**Your objective:** Among the records below, find the lines that contain "from" and copy each of them.

START Data records

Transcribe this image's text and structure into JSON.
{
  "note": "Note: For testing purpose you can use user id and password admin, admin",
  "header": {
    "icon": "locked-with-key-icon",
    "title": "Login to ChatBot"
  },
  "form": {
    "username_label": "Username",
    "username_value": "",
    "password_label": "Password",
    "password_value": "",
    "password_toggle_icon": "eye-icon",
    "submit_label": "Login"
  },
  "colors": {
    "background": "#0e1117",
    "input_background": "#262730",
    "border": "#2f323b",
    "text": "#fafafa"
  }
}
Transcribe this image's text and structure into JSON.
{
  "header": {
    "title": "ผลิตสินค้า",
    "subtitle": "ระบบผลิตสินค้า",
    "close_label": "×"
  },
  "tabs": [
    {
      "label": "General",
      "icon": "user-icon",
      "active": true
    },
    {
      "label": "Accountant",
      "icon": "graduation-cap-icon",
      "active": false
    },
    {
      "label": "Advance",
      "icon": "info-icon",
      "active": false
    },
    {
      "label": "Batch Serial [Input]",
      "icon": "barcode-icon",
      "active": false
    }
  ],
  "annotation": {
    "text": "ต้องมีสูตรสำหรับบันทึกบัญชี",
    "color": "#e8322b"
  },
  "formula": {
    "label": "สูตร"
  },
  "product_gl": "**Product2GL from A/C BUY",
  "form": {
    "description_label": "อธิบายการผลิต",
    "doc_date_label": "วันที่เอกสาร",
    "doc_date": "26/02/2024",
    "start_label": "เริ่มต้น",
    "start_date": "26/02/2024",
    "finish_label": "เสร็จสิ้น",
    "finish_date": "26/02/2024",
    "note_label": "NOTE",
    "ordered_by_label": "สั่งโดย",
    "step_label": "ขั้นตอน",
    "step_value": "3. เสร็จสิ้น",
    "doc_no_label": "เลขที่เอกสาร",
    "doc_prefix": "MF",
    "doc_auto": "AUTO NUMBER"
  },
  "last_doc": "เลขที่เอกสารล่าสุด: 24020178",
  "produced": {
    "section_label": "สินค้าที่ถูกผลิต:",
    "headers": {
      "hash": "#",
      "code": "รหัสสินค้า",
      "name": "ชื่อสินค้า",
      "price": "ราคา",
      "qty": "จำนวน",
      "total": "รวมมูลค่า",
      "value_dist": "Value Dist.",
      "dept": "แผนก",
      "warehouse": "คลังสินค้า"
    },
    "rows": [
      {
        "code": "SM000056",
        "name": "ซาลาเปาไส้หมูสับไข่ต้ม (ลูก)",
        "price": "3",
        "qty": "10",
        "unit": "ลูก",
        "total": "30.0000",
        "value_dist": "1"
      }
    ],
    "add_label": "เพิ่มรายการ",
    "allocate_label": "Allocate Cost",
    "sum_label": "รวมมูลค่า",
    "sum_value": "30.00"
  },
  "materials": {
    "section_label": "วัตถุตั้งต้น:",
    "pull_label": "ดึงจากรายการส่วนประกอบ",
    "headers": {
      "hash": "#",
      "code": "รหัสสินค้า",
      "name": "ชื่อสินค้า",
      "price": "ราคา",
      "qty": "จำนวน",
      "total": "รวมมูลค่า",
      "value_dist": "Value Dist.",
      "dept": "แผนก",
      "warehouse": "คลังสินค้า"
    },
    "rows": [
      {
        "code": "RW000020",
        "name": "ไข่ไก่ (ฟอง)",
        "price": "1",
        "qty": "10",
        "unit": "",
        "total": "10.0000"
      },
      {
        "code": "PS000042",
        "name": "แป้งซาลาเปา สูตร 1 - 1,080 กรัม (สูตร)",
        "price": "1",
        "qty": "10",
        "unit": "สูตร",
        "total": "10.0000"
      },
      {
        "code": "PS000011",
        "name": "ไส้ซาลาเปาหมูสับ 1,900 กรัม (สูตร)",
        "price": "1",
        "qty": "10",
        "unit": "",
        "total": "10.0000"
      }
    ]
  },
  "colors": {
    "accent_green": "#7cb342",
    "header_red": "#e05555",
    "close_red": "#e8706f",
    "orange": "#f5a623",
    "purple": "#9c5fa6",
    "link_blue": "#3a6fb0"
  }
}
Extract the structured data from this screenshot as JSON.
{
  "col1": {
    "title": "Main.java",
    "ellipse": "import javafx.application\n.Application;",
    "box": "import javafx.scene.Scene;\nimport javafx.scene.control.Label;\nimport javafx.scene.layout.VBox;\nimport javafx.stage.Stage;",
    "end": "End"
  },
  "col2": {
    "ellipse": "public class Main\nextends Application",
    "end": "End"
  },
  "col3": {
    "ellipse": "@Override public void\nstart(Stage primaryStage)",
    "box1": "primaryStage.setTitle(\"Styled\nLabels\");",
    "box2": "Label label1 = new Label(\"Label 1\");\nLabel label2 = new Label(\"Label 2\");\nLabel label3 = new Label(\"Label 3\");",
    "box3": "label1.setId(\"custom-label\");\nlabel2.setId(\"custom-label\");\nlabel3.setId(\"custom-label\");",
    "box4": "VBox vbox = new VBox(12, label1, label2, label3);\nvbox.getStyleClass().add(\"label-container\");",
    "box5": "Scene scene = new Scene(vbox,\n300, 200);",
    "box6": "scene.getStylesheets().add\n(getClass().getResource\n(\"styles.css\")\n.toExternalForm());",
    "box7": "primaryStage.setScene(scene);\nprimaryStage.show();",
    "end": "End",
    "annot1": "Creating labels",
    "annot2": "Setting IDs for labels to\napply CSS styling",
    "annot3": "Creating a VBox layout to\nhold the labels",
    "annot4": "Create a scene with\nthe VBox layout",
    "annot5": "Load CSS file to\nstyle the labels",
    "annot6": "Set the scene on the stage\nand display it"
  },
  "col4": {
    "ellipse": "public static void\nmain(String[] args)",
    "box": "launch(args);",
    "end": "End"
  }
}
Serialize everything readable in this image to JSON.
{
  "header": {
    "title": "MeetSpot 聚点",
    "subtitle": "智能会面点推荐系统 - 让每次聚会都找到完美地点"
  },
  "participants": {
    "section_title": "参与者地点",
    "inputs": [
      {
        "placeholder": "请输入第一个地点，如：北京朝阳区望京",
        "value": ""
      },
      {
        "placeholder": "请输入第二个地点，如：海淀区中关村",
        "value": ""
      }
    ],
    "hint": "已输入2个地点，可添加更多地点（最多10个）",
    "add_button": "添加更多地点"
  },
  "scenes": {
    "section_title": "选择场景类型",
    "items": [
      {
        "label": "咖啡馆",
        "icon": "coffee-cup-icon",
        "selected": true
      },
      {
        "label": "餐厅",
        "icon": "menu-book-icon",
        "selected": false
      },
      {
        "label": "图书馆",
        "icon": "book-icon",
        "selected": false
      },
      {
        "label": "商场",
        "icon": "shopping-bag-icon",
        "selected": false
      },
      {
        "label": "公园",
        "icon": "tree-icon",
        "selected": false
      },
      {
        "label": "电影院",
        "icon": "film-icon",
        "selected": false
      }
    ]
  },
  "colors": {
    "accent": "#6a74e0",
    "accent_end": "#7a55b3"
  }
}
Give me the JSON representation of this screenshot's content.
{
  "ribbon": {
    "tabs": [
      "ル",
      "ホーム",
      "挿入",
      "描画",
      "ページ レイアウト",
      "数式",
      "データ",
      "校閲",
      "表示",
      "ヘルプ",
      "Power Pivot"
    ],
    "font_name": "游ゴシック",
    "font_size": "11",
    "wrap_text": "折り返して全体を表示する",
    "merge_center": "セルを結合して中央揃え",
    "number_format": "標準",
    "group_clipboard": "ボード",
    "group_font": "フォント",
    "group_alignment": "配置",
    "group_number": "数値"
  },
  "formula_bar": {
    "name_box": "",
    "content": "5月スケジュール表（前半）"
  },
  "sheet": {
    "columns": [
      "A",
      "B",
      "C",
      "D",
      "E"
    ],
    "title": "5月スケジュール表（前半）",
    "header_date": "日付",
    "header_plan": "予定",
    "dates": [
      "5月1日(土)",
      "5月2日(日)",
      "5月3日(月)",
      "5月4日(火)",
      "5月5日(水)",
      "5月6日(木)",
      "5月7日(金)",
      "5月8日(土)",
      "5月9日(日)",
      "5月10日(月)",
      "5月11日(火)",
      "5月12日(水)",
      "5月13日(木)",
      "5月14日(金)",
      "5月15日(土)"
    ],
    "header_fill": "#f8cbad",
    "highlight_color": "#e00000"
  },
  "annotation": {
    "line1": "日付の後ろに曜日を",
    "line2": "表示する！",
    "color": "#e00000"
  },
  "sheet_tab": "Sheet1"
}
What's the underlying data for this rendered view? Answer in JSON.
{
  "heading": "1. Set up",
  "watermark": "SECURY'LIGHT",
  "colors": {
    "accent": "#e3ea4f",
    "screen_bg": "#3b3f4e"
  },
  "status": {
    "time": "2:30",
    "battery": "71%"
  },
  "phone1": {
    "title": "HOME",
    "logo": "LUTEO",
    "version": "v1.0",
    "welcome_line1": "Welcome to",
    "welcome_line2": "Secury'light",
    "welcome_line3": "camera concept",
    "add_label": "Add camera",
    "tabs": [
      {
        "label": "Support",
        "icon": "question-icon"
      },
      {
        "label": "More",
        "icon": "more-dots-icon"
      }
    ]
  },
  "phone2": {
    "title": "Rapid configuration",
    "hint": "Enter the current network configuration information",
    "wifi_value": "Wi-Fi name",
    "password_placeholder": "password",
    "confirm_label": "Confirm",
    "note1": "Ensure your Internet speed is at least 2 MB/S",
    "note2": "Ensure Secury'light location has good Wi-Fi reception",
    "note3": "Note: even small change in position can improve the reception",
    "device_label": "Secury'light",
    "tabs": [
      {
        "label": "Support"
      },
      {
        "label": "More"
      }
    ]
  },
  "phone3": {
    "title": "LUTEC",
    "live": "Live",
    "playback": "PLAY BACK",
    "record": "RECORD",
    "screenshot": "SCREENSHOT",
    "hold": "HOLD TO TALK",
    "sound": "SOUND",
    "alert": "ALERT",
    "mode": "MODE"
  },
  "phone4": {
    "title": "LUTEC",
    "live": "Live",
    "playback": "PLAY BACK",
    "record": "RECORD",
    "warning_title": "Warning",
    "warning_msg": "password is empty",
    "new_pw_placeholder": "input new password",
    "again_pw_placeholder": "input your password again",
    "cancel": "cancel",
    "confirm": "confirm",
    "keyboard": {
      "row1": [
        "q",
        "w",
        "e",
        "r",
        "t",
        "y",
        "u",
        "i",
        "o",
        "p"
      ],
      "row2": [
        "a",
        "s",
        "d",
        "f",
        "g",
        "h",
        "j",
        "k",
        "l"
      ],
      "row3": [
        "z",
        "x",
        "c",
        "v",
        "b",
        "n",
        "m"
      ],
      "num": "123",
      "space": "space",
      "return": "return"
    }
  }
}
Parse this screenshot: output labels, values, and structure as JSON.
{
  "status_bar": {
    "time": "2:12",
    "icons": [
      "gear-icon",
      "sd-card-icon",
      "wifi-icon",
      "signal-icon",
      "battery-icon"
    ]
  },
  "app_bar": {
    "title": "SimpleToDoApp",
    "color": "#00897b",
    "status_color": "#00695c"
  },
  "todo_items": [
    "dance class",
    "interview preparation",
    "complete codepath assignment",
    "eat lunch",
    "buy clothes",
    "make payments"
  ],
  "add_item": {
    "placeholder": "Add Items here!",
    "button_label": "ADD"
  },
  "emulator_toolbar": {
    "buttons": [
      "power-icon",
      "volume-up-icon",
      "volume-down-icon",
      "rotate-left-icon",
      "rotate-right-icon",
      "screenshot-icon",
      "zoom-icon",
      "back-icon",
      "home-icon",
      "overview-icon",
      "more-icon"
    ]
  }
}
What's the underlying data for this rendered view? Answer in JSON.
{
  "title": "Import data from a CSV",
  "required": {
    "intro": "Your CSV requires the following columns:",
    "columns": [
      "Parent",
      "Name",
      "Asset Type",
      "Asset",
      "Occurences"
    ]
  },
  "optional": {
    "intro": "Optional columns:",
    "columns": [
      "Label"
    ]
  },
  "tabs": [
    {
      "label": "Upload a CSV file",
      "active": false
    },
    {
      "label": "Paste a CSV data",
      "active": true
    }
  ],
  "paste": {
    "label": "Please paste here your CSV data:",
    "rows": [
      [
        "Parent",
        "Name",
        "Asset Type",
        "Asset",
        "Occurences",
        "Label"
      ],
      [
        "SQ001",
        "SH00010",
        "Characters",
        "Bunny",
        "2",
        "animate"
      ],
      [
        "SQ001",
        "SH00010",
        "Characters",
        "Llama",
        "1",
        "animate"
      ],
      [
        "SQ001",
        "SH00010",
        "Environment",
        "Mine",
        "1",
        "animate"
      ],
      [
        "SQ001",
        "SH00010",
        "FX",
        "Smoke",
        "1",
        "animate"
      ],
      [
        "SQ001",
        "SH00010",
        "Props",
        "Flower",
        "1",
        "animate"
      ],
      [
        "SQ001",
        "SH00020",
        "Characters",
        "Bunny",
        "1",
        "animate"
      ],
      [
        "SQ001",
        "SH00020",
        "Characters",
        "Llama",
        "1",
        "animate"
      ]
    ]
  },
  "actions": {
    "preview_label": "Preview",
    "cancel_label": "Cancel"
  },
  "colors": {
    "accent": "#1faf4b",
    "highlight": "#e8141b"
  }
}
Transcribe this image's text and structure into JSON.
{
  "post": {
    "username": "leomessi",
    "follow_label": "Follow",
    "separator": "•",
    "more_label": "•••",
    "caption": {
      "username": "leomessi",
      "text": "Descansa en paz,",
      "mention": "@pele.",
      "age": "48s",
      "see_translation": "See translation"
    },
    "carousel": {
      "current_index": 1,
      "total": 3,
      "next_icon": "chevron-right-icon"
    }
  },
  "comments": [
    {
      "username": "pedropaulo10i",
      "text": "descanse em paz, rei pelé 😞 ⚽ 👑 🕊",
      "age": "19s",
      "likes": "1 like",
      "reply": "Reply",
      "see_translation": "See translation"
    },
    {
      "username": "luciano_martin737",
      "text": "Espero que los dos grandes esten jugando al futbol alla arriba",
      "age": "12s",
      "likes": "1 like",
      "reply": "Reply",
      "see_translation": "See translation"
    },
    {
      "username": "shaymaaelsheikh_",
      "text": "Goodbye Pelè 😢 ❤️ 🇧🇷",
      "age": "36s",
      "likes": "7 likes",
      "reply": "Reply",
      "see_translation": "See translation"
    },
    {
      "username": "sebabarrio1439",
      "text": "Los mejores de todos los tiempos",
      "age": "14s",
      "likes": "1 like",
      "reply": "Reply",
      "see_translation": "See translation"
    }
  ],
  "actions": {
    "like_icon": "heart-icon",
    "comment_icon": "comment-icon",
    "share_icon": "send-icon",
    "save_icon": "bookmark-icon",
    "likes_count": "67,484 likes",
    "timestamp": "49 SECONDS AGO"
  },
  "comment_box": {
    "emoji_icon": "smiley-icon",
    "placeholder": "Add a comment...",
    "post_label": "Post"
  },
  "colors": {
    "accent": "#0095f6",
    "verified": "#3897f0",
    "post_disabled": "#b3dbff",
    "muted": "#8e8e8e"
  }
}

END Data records

**Result of the task:**
  "product_gl": "**Product2GL from A/C BUY",
Extract the structured data from this screenshot as JSON.
  "title": "Import data from a CSV",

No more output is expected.